- _YOUR OBJECTIVE_:
Scan the listing and copy each line where the word "Editor" is present.

╔══

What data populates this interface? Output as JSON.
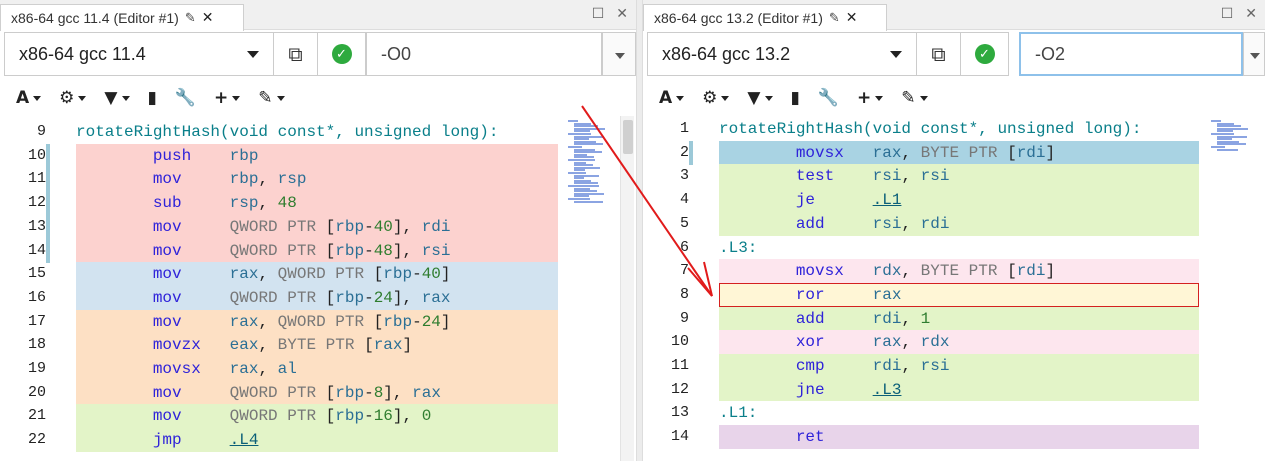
{
  "left": {
    "tab_title": "x86-64 gcc 11.4 (Editor #1)",
    "compiler": "x86-64 gcc 11.4",
    "options": "-O0",
    "lines": [
      {
        "n": "9",
        "bg": "#ffffff",
        "mark": "",
        "parts": [
          [
            "code",
            "rotateRightHash(void const*, unsigned long):"
          ]
        ]
      },
      {
        "n": "10",
        "bg": "#fcd2cf",
        "mark": "#9cc9d8",
        "parts": [
          [
            "sp",
            "        "
          ],
          [
            "mnemonic",
            "push"
          ],
          [
            "sp",
            "    "
          ],
          [
            "reg",
            "rbp"
          ]
        ]
      },
      {
        "n": "11",
        "bg": "#fcd2cf",
        "mark": "#9cc9d8",
        "parts": [
          [
            "sp",
            "        "
          ],
          [
            "mnemonic",
            "mov"
          ],
          [
            "sp",
            "     "
          ],
          [
            "reg",
            "rbp"
          ],
          [
            "dark",
            ", "
          ],
          [
            "reg",
            "rsp"
          ]
        ]
      },
      {
        "n": "12",
        "bg": "#fcd2cf",
        "mark": "#9cc9d8",
        "parts": [
          [
            "sp",
            "        "
          ],
          [
            "mnemonic",
            "sub"
          ],
          [
            "sp",
            "     "
          ],
          [
            "reg",
            "rsp"
          ],
          [
            "dark",
            ", "
          ],
          [
            "green",
            "48"
          ]
        ]
      },
      {
        "n": "13",
        "bg": "#fcd2cf",
        "mark": "#9cc9d8",
        "parts": [
          [
            "sp",
            "        "
          ],
          [
            "mnemonic",
            "mov"
          ],
          [
            "sp",
            "     "
          ],
          [
            "gray",
            "QWORD PTR "
          ],
          [
            "dark",
            "["
          ],
          [
            "reg",
            "rbp"
          ],
          [
            "dark",
            "-"
          ],
          [
            "green",
            "40"
          ],
          [
            "dark",
            "], "
          ],
          [
            "reg",
            "rdi"
          ]
        ]
      },
      {
        "n": "14",
        "bg": "#fcd2cf",
        "mark": "#9cc9d8",
        "parts": [
          [
            "sp",
            "        "
          ],
          [
            "mnemonic",
            "mov"
          ],
          [
            "sp",
            "     "
          ],
          [
            "gray",
            "QWORD PTR "
          ],
          [
            "dark",
            "["
          ],
          [
            "reg",
            "rbp"
          ],
          [
            "dark",
            "-"
          ],
          [
            "green",
            "48"
          ],
          [
            "dark",
            "], "
          ],
          [
            "reg",
            "rsi"
          ]
        ]
      },
      {
        "n": "15",
        "bg": "#d2e3f0",
        "mark": "",
        "parts": [
          [
            "sp",
            "        "
          ],
          [
            "mnemonic",
            "mov"
          ],
          [
            "sp",
            "     "
          ],
          [
            "reg",
            "rax"
          ],
          [
            "dark",
            ", "
          ],
          [
            "gray",
            "QWORD PTR "
          ],
          [
            "dark",
            "["
          ],
          [
            "reg",
            "rbp"
          ],
          [
            "dark",
            "-"
          ],
          [
            "green",
            "40"
          ],
          [
            "dark",
            "]"
          ]
        ]
      },
      {
        "n": "16",
        "bg": "#d2e3f0",
        "mark": "",
        "parts": [
          [
            "sp",
            "        "
          ],
          [
            "mnemonic",
            "mov"
          ],
          [
            "sp",
            "     "
          ],
          [
            "gray",
            "QWORD PTR "
          ],
          [
            "dark",
            "["
          ],
          [
            "reg",
            "rbp"
          ],
          [
            "dark",
            "-"
          ],
          [
            "green",
            "24"
          ],
          [
            "dark",
            "], "
          ],
          [
            "reg",
            "rax"
          ]
        ]
      },
      {
        "n": "17",
        "bg": "#fde0c4",
        "mark": "",
        "parts": [
          [
            "sp",
            "        "
          ],
          [
            "mnemonic",
            "mov"
          ],
          [
            "sp",
            "     "
          ],
          [
            "reg",
            "rax"
          ],
          [
            "dark",
            ", "
          ],
          [
            "gray",
            "QWORD PTR "
          ],
          [
            "dark",
            "["
          ],
          [
            "reg",
            "rbp"
          ],
          [
            "dark",
            "-"
          ],
          [
            "green",
            "24"
          ],
          [
            "dark",
            "]"
          ]
        ]
      },
      {
        "n": "18",
        "bg": "#fde0c4",
        "mark": "",
        "parts": [
          [
            "sp",
            "        "
          ],
          [
            "mnemonic",
            "movzx"
          ],
          [
            "sp",
            "   "
          ],
          [
            "reg",
            "eax"
          ],
          [
            "dark",
            ", "
          ],
          [
            "gray",
            "BYTE PTR "
          ],
          [
            "dark",
            "["
          ],
          [
            "reg",
            "rax"
          ],
          [
            "dark",
            "]"
          ]
        ]
      },
      {
        "n": "19",
        "bg": "#fde0c4",
        "mark": "",
        "parts": [
          [
            "sp",
            "        "
          ],
          [
            "mnemonic",
            "movsx"
          ],
          [
            "sp",
            "   "
          ],
          [
            "reg",
            "rax"
          ],
          [
            "dark",
            ", "
          ],
          [
            "reg",
            "al"
          ]
        ]
      },
      {
        "n": "20",
        "bg": "#fde0c4",
        "mark": "",
        "parts": [
          [
            "sp",
            "        "
          ],
          [
            "mnemonic",
            "mov"
          ],
          [
            "sp",
            "     "
          ],
          [
            "gray",
            "QWORD PTR "
          ],
          [
            "dark",
            "["
          ],
          [
            "reg",
            "rbp"
          ],
          [
            "dark",
            "-"
          ],
          [
            "green",
            "8"
          ],
          [
            "dark",
            "], "
          ],
          [
            "reg",
            "rax"
          ]
        ]
      },
      {
        "n": "21",
        "bg": "#e3f4c8",
        "mark": "",
        "parts": [
          [
            "sp",
            "        "
          ],
          [
            "mnemonic",
            "mov"
          ],
          [
            "sp",
            "     "
          ],
          [
            "gray",
            "QWORD PTR "
          ],
          [
            "dark",
            "["
          ],
          [
            "reg",
            "rbp"
          ],
          [
            "dark",
            "-"
          ],
          [
            "green",
            "16"
          ],
          [
            "dark",
            "], "
          ],
          [
            "green",
            "0"
          ]
        ]
      },
      {
        "n": "22",
        "bg": "#e3f4c8",
        "mark": "",
        "parts": [
          [
            "sp",
            "        "
          ],
          [
            "mnemonic",
            "jmp"
          ],
          [
            "sp",
            "     "
          ],
          [
            "label",
            ".L4"
          ]
        ]
      }
    ]
  },
  "right": {
    "tab_title": "x86-64 gcc 13.2 (Editor #1)",
    "compiler": "x86-64 gcc 13.2",
    "options": "-O2",
    "lines": [
      {
        "n": "1",
        "bg": "#ffffff",
        "mark": "",
        "parts": [
          [
            "code",
            "rotateRightHash(void const*, unsigned long):"
          ]
        ]
      },
      {
        "n": "2",
        "bg": "#a9d3e3",
        "mark": "#9cc9d8",
        "parts": [
          [
            "sp",
            "        "
          ],
          [
            "mnemonic",
            "movsx"
          ],
          [
            "sp",
            "   "
          ],
          [
            "reg",
            "rax"
          ],
          [
            "dark",
            ", "
          ],
          [
            "gray",
            "BYTE PTR "
          ],
          [
            "dark",
            "["
          ],
          [
            "reg",
            "rdi"
          ],
          [
            "dark",
            "]"
          ]
        ]
      },
      {
        "n": "3",
        "bg": "#e3f4c8",
        "mark": "",
        "parts": [
          [
            "sp",
            "        "
          ],
          [
            "mnemonic",
            "test"
          ],
          [
            "sp",
            "    "
          ],
          [
            "reg",
            "rsi"
          ],
          [
            "dark",
            ", "
          ],
          [
            "reg",
            "rsi"
          ]
        ]
      },
      {
        "n": "4",
        "bg": "#e3f4c8",
        "mark": "",
        "parts": [
          [
            "sp",
            "        "
          ],
          [
            "mnemonic",
            "je"
          ],
          [
            "sp",
            "      "
          ],
          [
            "label",
            ".L1"
          ]
        ]
      },
      {
        "n": "5",
        "bg": "#e3f4c8",
        "mark": "",
        "parts": [
          [
            "sp",
            "        "
          ],
          [
            "mnemonic",
            "add"
          ],
          [
            "sp",
            "     "
          ],
          [
            "reg",
            "rsi"
          ],
          [
            "dark",
            ", "
          ],
          [
            "reg",
            "rdi"
          ]
        ]
      },
      {
        "n": "6",
        "bg": "#ffffff",
        "mark": "",
        "parts": [
          [
            "code",
            ".L3:"
          ]
        ]
      },
      {
        "n": "7",
        "bg": "#fde6ee",
        "mark": "",
        "parts": [
          [
            "sp",
            "        "
          ],
          [
            "mnemonic",
            "movsx"
          ],
          [
            "sp",
            "   "
          ],
          [
            "reg",
            "rdx"
          ],
          [
            "dark",
            ", "
          ],
          [
            "gray",
            "BYTE PTR "
          ],
          [
            "dark",
            "["
          ],
          [
            "reg",
            "rdi"
          ],
          [
            "dark",
            "]"
          ]
        ]
      },
      {
        "n": "8",
        "bg": "#fff6d6",
        "mark": "",
        "box": true,
        "parts": [
          [
            "sp",
            "        "
          ],
          [
            "mnemonic",
            "ror"
          ],
          [
            "sp",
            "     "
          ],
          [
            "reg",
            "rax"
          ]
        ]
      },
      {
        "n": "9",
        "bg": "#e3f4c8",
        "mark": "",
        "parts": [
          [
            "sp",
            "        "
          ],
          [
            "mnemonic",
            "add"
          ],
          [
            "sp",
            "     "
          ],
          [
            "reg",
            "rdi"
          ],
          [
            "dark",
            ", "
          ],
          [
            "green",
            "1"
          ]
        ]
      },
      {
        "n": "10",
        "bg": "#fde6ee",
        "mark": "",
        "parts": [
          [
            "sp",
            "        "
          ],
          [
            "mnemonic",
            "xor"
          ],
          [
            "sp",
            "     "
          ],
          [
            "reg",
            "rax"
          ],
          [
            "dark",
            ", "
          ],
          [
            "reg",
            "rdx"
          ]
        ]
      },
      {
        "n": "11",
        "bg": "#e3f4c8",
        "mark": "",
        "parts": [
          [
            "sp",
            "        "
          ],
          [
            "mnemonic",
            "cmp"
          ],
          [
            "sp",
            "     "
          ],
          [
            "reg",
            "rdi"
          ],
          [
            "dark",
            ", "
          ],
          [
            "reg",
            "rsi"
          ]
        ]
      },
      {
        "n": "12",
        "bg": "#e3f4c8",
        "mark": "",
        "parts": [
          [
            "sp",
            "        "
          ],
          [
            "mnemonic",
            "jne"
          ],
          [
            "sp",
            "     "
          ],
          [
            "label",
            ".L3"
          ]
        ]
      },
      {
        "n": "13",
        "bg": "#ffffff",
        "mark": "",
        "parts": [
          [
            "code",
            ".L1:"
          ]
        ]
      },
      {
        "n": "14",
        "bg": "#e8d4ea",
        "mark": "",
        "parts": [
          [
            "sp",
            "        "
          ],
          [
            "mnemonic",
            "ret"
          ]
        ]
      }
    ]
  },
  "toolbar_icons": [
    "font-icon",
    "gear-icon",
    "filter-icon",
    "book-icon",
    "wrench-icon",
    "plus-icon",
    "brush-icon"
  ],
  "toolbar_glyphs": {
    "font": "A",
    "gear": "⚙",
    "filter": "▼",
    "book": "▮",
    "wrench": "🔧",
    "plus": "+",
    "brush": "✎"
  },
  "tab_glyphs": {
    "edit": "✎",
    "close": "✕",
    "maximize": "☐",
    "window_close": "✕",
    "popout": "⧉",
    "check": "✓"
  },
  "colors": {
    "accent_arrow": "#e11b1b",
    "status_ok": "#2eaa3e"
  }
}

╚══

- _ANSWER TO THE PROBLEM_:
    "tab_title": "x86-64 gcc 11.4 (Editor #1)",
    "tab_title": "x86-64 gcc 13.2 (Editor #1)",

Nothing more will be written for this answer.